=== WORK TASK ===
Every line below needs to be returned exactly as written.

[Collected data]
────────────────────────────────────────

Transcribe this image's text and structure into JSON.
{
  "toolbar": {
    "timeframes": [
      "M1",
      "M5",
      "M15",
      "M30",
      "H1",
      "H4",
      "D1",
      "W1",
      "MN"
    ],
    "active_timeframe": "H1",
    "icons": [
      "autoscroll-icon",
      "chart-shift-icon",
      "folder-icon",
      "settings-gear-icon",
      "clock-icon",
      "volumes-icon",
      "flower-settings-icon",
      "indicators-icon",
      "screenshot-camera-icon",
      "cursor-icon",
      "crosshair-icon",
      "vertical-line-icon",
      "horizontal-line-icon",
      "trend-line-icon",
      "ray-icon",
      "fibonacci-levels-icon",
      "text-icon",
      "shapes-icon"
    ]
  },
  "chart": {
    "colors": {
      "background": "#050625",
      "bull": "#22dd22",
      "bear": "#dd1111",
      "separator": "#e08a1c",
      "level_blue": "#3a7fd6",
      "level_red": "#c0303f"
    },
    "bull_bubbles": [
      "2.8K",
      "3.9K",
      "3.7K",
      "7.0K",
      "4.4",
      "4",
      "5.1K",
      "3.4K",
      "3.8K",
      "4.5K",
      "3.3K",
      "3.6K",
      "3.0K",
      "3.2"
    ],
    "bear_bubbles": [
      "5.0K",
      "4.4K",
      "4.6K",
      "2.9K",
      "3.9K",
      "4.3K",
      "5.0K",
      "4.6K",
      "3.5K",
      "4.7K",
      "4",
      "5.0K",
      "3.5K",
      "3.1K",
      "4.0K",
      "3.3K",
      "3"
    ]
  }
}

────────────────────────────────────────

=== ANSWER TO THE PROBLEM ===
Transcribe this image's text and structure into JSON.
{
  "toolbar": {
    "timeframes": [
      "M1",
      "M5",
      "M15",
      "M30",
      "H1",
      "H4",
      "D1",
      "W1",
      "MN"
    ],
    "active_timeframe": "H1",
    "icons": [
      "autoscroll-icon",
      "chart-shift-icon",
      "folder-icon",
      "settings-gear-icon",
      "clock-icon",
      "volumes-icon",
      "flower-settings-icon",
      "indicators-icon",
      "screenshot-camera-icon",
      "cursor-icon",
      "crosshair-icon",
      "vertical-line-icon",
      "horizontal-line-icon",
      "trend-line-icon",
      "ray-icon",
      "fibonacci-levels-icon",
      "text-icon",
      "shapes-icon"
    ]
  },
  "chart": {
    "colors": {
      "background": "#050625",
      "bull": "#22dd22",
      "bear": "#dd1111",
      "separator": "#e08a1c",
      "level_blue": "#3a7fd6",
      "level_red": "#c0303f"
    },
    "bull_bubbles": [
      "2.8K",
      "3.9K",
      "3.7K",
      "7.0K",
      "4.4",
      "4",
      "5.1K",
      "3.4K",
      "3.8K",
      "4.5K",
      "3.3K",
      "3.6K",
      "3.0K",
      "3.2"
    ],
    "bear_bubbles": [
      "5.0K",
      "4.4K",
      "4.6K",
      "2.9K",
      "3.9K",
      "4.3K",
      "5.0K",
      "4.6K",
      "3.5K",
      "4.7K",
      "4",
      "5.0K",
      "3.5K",
      "3.1K",
      "4.0K",
      "3.3K",
      "3"
    ]
  }
}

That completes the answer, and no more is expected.